#### Recorded data ####

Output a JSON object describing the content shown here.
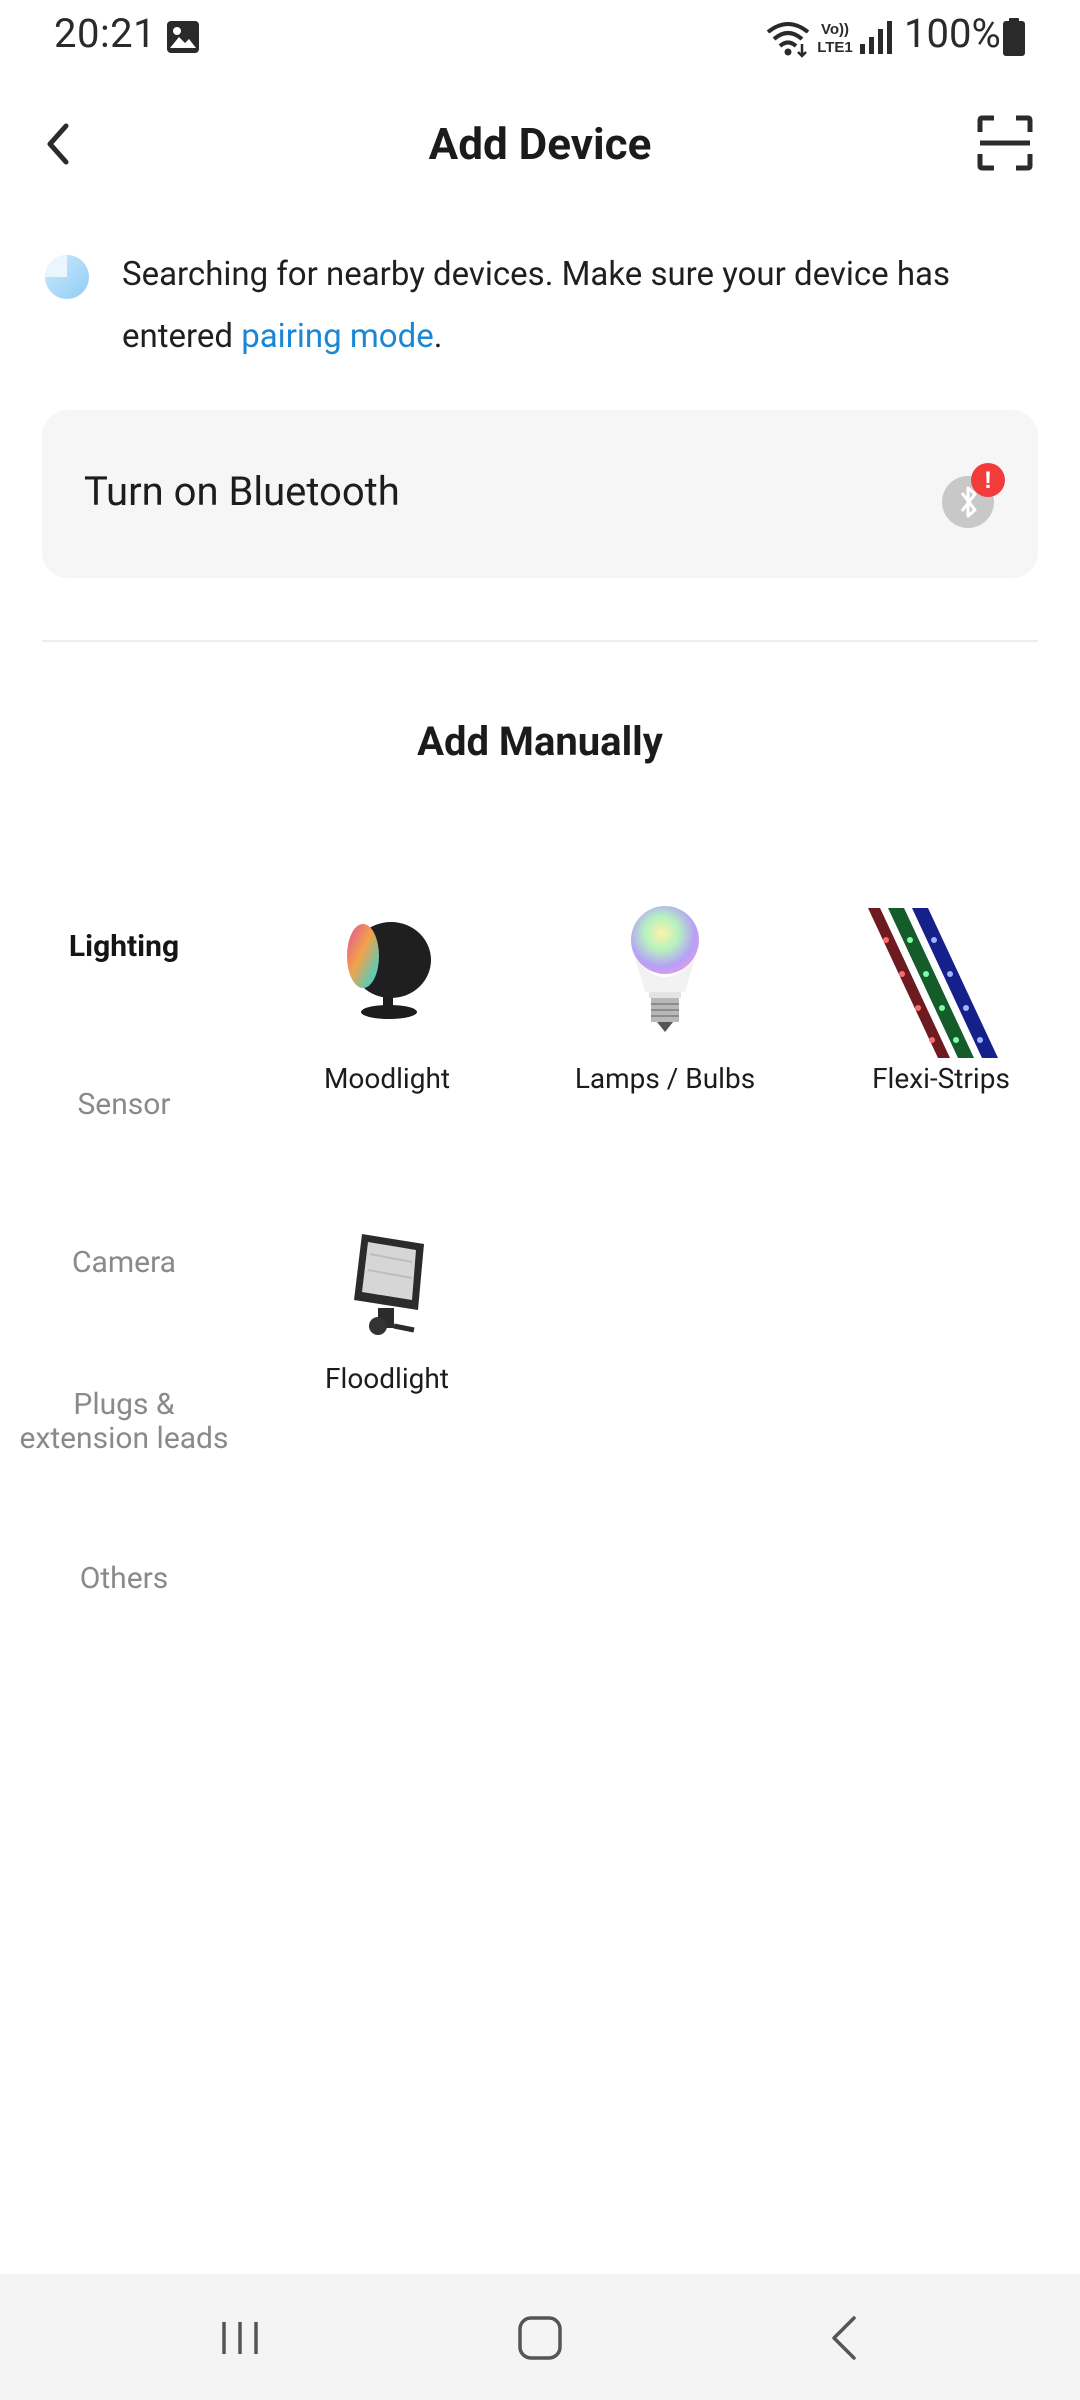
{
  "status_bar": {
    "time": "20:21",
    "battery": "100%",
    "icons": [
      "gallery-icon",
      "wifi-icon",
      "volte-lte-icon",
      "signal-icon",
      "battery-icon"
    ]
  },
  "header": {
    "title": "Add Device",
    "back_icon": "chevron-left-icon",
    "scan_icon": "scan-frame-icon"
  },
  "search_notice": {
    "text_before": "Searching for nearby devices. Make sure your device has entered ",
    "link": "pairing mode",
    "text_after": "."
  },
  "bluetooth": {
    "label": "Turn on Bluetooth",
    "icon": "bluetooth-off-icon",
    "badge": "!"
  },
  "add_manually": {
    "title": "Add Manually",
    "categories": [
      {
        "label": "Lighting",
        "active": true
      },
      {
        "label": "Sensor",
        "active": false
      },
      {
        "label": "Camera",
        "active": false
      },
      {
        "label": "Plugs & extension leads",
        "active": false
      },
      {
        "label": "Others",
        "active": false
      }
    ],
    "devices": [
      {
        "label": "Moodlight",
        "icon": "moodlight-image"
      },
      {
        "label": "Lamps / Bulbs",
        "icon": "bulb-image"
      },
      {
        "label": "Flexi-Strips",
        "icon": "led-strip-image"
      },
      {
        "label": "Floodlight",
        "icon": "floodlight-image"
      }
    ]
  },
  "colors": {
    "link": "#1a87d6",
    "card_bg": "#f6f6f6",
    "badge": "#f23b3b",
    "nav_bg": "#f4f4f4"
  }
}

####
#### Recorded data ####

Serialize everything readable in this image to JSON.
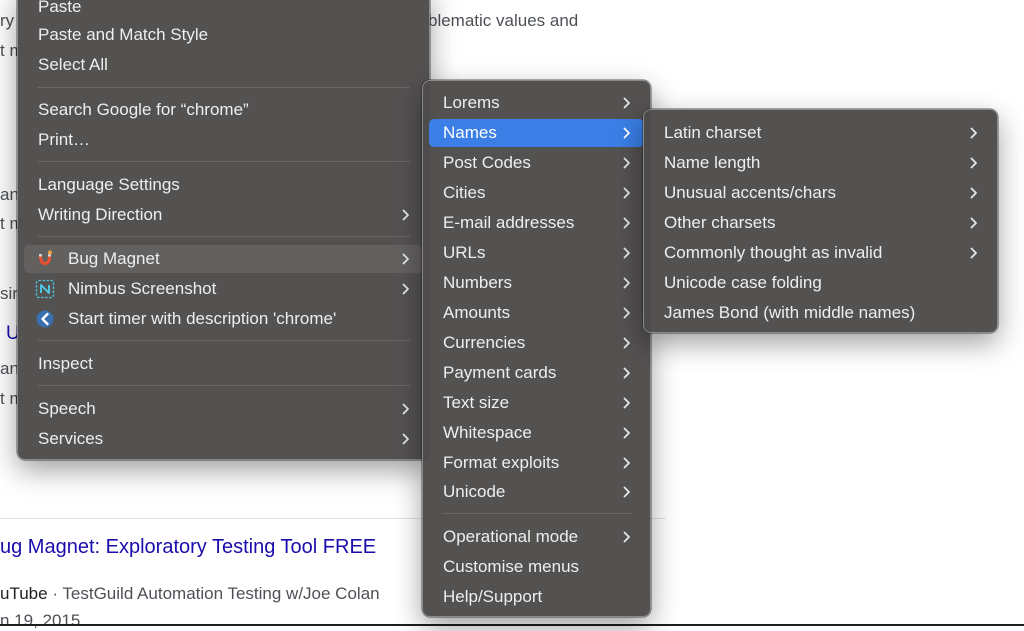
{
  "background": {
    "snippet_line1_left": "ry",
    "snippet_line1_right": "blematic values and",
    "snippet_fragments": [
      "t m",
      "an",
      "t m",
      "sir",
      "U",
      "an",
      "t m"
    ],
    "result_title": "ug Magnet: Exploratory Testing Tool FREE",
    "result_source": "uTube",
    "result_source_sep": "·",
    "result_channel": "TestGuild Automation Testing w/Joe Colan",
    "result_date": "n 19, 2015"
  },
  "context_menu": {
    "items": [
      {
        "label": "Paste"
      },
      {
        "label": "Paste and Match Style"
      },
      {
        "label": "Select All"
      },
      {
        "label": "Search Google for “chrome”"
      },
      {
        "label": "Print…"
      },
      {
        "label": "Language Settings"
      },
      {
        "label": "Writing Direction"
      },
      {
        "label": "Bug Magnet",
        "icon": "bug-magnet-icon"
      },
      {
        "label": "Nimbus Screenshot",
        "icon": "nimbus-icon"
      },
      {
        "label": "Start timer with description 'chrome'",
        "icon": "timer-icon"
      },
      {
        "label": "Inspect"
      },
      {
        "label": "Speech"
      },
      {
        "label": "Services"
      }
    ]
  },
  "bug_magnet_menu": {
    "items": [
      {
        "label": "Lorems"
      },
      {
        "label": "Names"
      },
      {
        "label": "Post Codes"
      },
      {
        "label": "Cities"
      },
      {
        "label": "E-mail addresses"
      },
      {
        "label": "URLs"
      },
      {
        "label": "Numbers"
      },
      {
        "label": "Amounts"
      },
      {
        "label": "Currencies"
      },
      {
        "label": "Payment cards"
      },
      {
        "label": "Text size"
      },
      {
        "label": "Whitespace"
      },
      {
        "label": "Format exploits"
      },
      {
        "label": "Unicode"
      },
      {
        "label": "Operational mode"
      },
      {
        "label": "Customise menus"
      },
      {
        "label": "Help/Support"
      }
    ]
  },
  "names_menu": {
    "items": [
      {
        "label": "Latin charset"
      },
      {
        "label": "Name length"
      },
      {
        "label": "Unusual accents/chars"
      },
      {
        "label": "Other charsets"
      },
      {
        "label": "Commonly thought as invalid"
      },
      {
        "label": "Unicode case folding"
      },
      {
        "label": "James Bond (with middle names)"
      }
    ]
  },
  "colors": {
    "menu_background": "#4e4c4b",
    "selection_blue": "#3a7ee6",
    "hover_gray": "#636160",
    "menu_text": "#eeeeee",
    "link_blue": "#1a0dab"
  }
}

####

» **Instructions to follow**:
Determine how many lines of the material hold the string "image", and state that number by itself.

» **Answer to this task**:
5